What the task requires –
Extract every record, exactly as written, and ignore the pictures.

Data for processing –
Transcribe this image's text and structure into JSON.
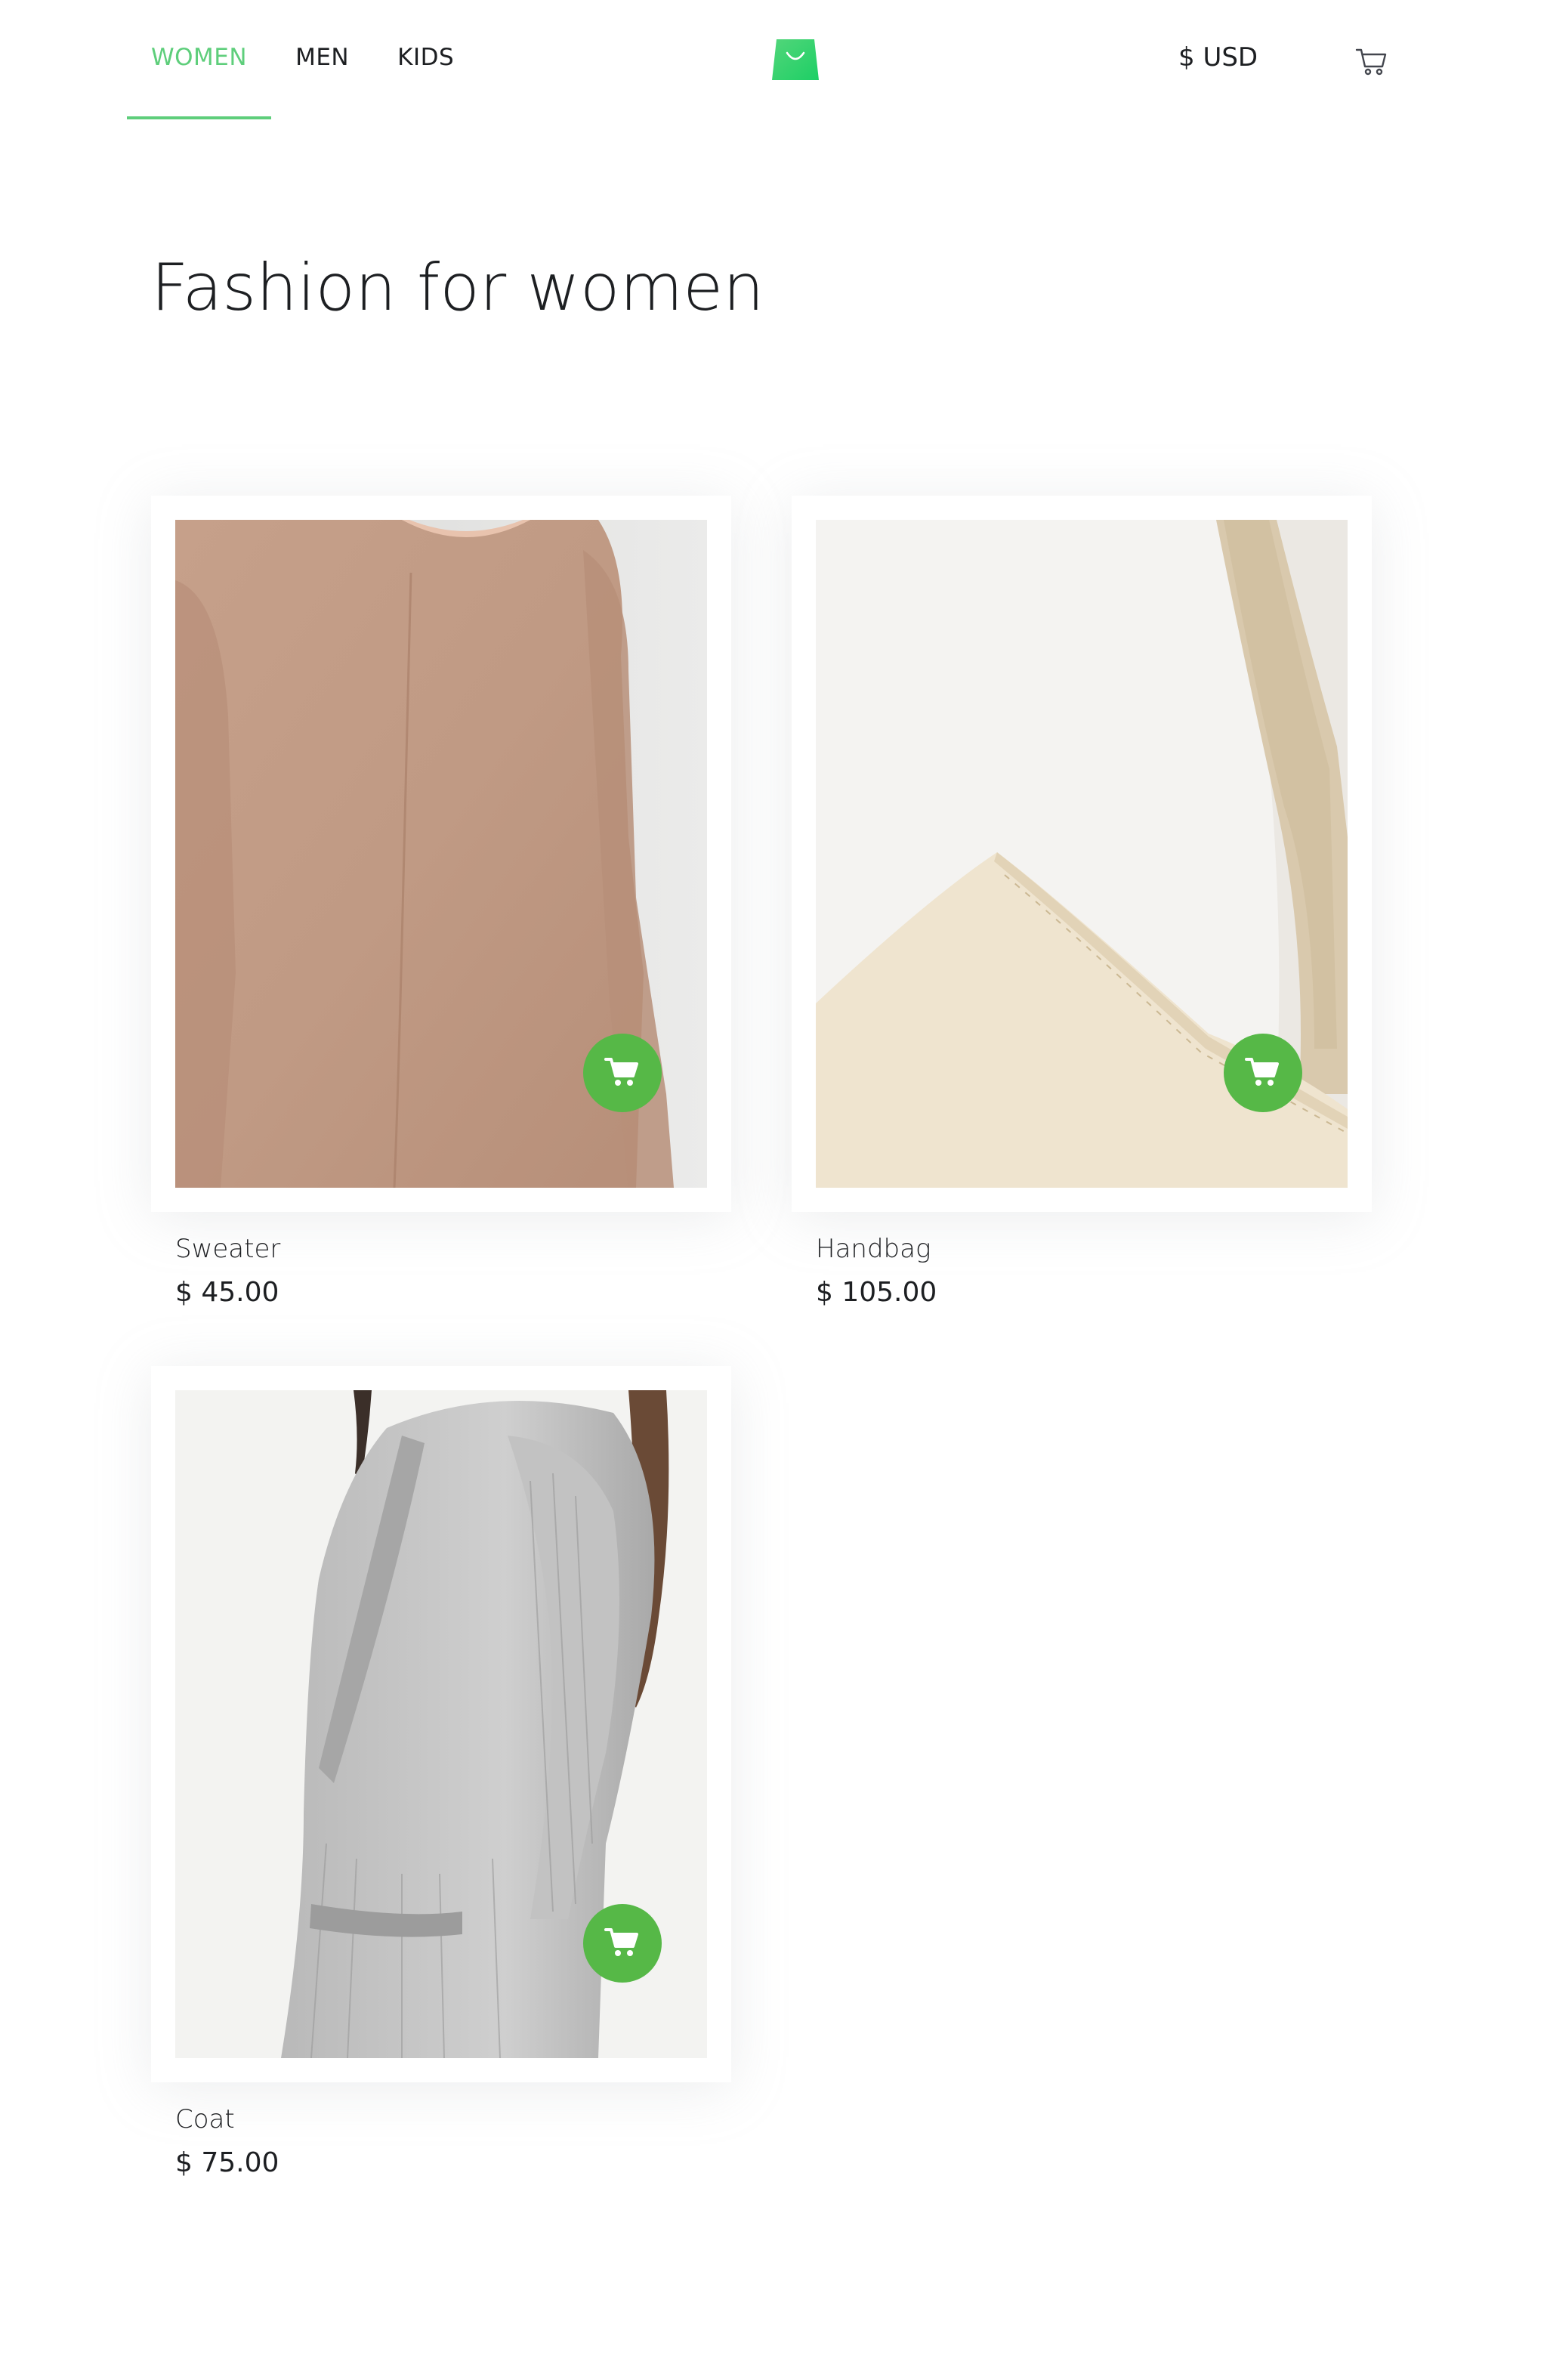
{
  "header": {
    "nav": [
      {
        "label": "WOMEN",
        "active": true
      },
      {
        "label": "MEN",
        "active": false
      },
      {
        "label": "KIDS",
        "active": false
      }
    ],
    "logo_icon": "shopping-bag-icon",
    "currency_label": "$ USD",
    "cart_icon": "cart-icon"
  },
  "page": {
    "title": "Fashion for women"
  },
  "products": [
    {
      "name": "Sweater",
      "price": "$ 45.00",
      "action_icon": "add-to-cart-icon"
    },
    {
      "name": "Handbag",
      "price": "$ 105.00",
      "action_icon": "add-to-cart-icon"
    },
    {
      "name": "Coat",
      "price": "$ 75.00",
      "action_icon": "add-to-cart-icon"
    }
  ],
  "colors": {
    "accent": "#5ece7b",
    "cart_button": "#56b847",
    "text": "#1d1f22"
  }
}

Expected answer –
Transcribe this image's text and structure into JSON.
{
  "header": {
    "nav": [
      {
        "label": "WOMEN",
        "active": true
      },
      {
        "label": "MEN",
        "active": false
      },
      {
        "label": "KIDS",
        "active": false
      }
    ],
    "logo_icon": "shopping-bag-icon",
    "currency_label": "$ USD",
    "cart_icon": "cart-icon"
  },
  "page": {
    "title": "Fashion for women"
  },
  "products": [
    {
      "name": "Sweater",
      "price": "$ 45.00",
      "action_icon": "add-to-cart-icon"
    },
    {
      "name": "Handbag",
      "price": "$ 105.00",
      "action_icon": "add-to-cart-icon"
    },
    {
      "name": "Coat",
      "price": "$ 75.00",
      "action_icon": "add-to-cart-icon"
    }
  ],
  "colors": {
    "accent": "#5ece7b",
    "cart_button": "#56b847",
    "text": "#1d1f22"
  }
}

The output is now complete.